It’s worth noting that the purpose of impeachment is not necessarily to remove the official from office, but rather to hold them accountable for their actions and to provide a check on their power. Even if an impeachment proceeding does not result in removal, it can still serve as a means of highlighting and addressing any wrongdoing by a public official.
Trump: How could he be impeached?
The House of Representatives, which has the sole power of impeachment under the U.S. Constitution, voted to impeach Trump on two articles of impeachment: abuse of power and obstruction of Congress. The vote was largely along party lines, with the Democrats in favor of impeachment and the Republicans opposed.
After the House voted to impeach Trump, the matter was referred to the U.S. Senate for a trial. On February 5, 2020, the Senate voted to acquit Trump on both charges, with the Republicans voting to acquit and the Democrats voting to convict. As a result, Trump was not removed from office.

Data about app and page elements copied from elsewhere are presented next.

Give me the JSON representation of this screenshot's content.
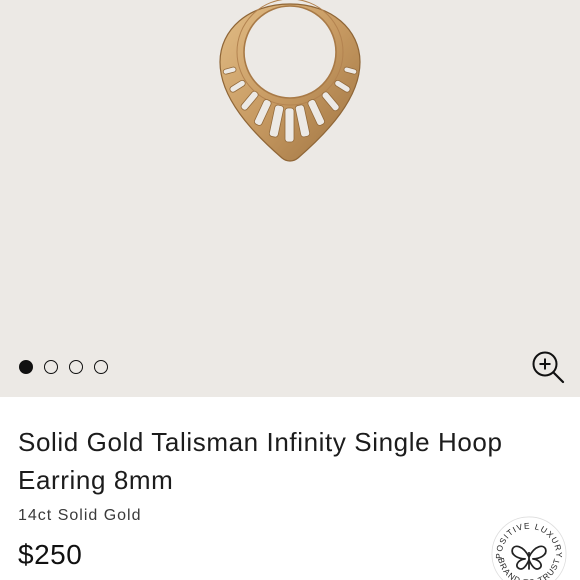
{
  "gallery": {
    "image_alt": "Solid Gold Talisman Infinity Single Hoop Earring 8mm",
    "slide_count": 4,
    "active_slide": 1,
    "zoom_icon": "zoom-in-icon"
  },
  "product": {
    "title": "Solid Gold Talisman Infinity Single Hoop Earring 8mm",
    "material": "14ct Solid Gold",
    "price": "$250"
  },
  "badge": {
    "top_text": "POSITIVE LUXURY",
    "bottom_text": "BRAND TO TRUST",
    "icon": "butterfly-icon"
  },
  "colors": {
    "gallery_bg": "#ece9e5",
    "gold": "#c79a62",
    "text": "#1a1a1a"
  }
}
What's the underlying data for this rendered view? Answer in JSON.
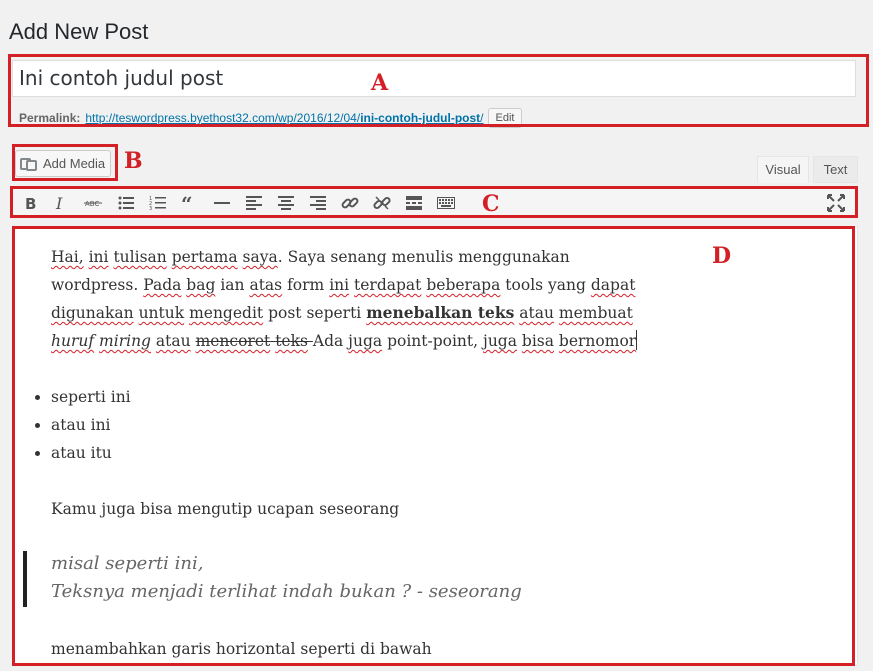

What is impeachment anyway?
Impeachment is a process in which a public official, such as a president or judge, is accused of misconduct in office. It is a way for a country’s legislative branch to hold the executive branch accountable for its actions.
The process of impeachment begins when a member of the legislature, typically the House of Representatives in the United States, brings formal charges against the official. The charges are known as articles of impeachment.
If the House votes to impeach the official, the case is then sent to the Senate for trial. The Senate determines whether the official is guilty of the charges and, if they are found guilty, may vote to remove the official from office.
Impeachment is a serious matter and is not to be used lightly. It is reserved for cases in which an official has engaged in serious misconduct, such as abuse of power, corruption, or other crimes. It is meant to be a check on the power of the executive branch and to ensure that public officials are held accountable for their actions.